As Rob explains, Chartism was a mass movement that should serve to inspire those looking to transform society today. The Petition. In the yearsandthe Chartist Movement urged Parliament to adopt three great petitions.
Of these, the. What was novel about Chartism was the ability of the movement to unite large sections of the working population around this older agenda. Chartism did not profess revolutionary aims. The movement's preferred strategy of platform agitation — shows of strength by mass demonstration, anti-parliaments, and national conventions — all belonged to a tradition of moral.
In late the Chartist movement temporarily went into decline owing to the failure of the strike, to internal separatist tendencies, and to the immature social and political views of its members.
Many Chartist leaders believed, with O’Brien, that a crucial means of solving social problems lay in land nationalization. Manchester Chartism. Manchester was the heart of the cotton zone, The first phase of the Chartist movement in Lancashire was almost over. The final blow came in the spring of when most of the Chartist leaders were imprisoned.
and once more the movement went into a. Abstract. In recent years, the ‘cultural turn’ has stimulated a move away from the micro-level studies of Chartist activity produced in the s and s. 1 In such work the notion of a broader ‘radical culture’ has flourished with an emphasis on the congruences, rather than the differences, between Chartism, radicalism and political : Antony Taylor.
Chartism was a movement for political and social reform in the United Kingdom during the midth century, between and It takes its name from the People's Charter of Chartism was possibly the first mass working class labor movement in the world.
Chartists were largely unsuccessful at convincing Parliament to reform the voting system of. This text focuses upon the origins, development and decline of the Chartist movement and its impact on the political scene of 19th century Britain.
Major themes and events including the Factory Movement, the anti-Poor Law campaign, the Chartist conventions and debates, mass demonstrations and the movement's petitions are examined.5/5(1). William Cuffay, a black tailor who lived in London, was one of the leaders and martyrs of the Chartist movement, the first mass political movement of the British working class.
His grandfather was an African, sold into slavery on the island of. ‘The Post-Chartist Decades' combines reviews originally published in and of Margot Finn's After Chartism and Miles Taylor's The Decline of British Radicalism and considers the question of what happened to Chartists after Chartism ceased to be a mass political movement-‘Poor people's movements do not have the resources to sustain a.
Chartism Explained.
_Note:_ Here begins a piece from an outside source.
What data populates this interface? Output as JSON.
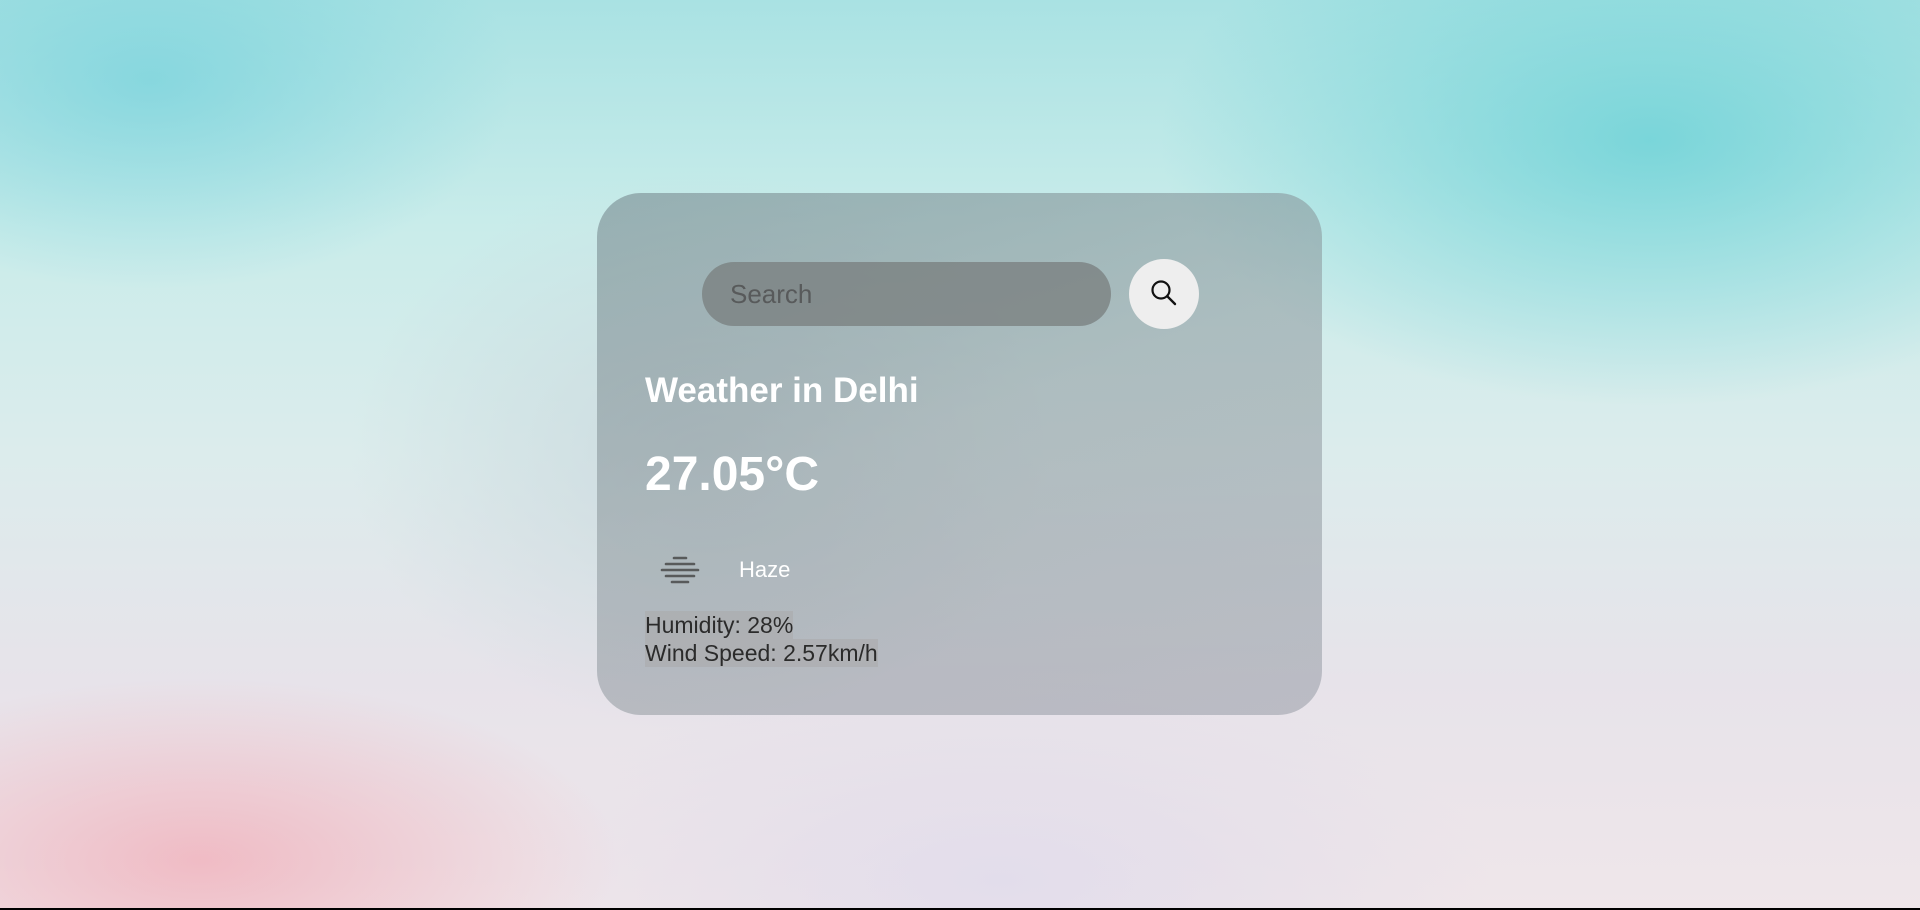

Chartism was a working-class male suffrage movement for political reform in Britain that existed from to It took its name from the People's Charter of and was a national protest movement, with particular strongholds of support in Northern England, the East Midlands, the Staffordshire Potteries, the Black Country, and the South Wales Valleys.
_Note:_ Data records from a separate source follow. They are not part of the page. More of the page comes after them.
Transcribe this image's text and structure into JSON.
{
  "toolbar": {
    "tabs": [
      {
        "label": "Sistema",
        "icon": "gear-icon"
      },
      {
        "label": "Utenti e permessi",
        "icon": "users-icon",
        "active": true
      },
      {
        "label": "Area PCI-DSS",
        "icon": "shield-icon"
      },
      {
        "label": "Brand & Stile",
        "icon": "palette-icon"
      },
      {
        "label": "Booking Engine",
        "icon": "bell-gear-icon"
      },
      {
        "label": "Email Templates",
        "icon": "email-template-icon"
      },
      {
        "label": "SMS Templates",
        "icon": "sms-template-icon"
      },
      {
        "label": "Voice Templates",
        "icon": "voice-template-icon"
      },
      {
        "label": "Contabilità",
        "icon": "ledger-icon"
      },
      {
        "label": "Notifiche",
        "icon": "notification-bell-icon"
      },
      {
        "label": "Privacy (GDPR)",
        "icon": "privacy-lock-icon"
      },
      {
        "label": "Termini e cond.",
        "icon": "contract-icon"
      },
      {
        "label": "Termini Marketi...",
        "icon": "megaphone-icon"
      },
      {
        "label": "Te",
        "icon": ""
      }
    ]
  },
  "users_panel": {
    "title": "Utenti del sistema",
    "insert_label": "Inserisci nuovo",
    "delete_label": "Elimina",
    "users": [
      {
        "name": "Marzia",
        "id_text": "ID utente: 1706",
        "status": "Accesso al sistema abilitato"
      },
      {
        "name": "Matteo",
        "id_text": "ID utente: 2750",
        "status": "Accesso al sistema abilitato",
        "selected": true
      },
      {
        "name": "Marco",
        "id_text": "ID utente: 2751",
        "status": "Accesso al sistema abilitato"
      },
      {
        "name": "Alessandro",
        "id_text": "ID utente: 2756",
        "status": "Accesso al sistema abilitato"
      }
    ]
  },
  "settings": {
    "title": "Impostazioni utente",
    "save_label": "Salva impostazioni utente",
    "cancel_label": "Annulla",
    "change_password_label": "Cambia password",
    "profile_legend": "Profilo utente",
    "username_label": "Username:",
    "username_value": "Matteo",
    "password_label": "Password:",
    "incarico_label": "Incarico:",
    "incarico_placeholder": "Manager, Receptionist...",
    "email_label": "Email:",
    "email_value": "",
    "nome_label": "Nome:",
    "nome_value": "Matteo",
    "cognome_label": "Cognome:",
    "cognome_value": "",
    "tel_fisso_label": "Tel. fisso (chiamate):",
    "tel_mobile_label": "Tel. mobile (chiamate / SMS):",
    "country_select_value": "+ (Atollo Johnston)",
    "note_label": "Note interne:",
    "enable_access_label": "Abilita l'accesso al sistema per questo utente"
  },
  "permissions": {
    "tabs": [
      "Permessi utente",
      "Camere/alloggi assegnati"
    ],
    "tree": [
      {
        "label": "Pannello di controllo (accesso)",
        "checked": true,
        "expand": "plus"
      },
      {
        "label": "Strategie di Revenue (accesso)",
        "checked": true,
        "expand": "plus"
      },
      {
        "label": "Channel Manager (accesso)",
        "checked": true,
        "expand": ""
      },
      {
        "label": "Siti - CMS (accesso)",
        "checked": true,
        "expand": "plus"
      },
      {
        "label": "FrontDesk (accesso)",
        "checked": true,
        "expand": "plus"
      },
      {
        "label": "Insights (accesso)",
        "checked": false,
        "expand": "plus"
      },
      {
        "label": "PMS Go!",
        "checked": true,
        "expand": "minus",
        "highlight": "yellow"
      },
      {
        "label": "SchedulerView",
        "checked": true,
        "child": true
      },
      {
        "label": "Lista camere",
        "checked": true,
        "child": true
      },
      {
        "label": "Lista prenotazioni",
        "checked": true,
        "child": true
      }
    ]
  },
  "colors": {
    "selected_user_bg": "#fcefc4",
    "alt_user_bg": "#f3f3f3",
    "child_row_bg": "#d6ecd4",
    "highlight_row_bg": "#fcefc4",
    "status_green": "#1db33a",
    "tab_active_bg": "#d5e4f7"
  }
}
‘The Post-Chartist Decades’ combines reviews originally published in and of Margot Finn’s After Chartism and Miles Taylor’s The Decline of British Radicalism and considers the question of what happened to Chartists after Chartism ceased to be a mass political movement—‘Poor people’s movements do not have the resources to.A further chapter looks at length at the workings of the legal system, and the volume concludes with a general commentary on the political consequences of the decline of Chartism which followed the defeats of Price: $ Stephen Roberts (ed.) The Dignity of Chartism: Essays by Dorothy Thompson (Verso), xxx, pp, £ paper, ISBN The historian Dorothy Thompson, who has died aged 87 inwas best known for her writing on the social and cultural aspects of the nineteenth-century Chartist movement.
The documents she edited in .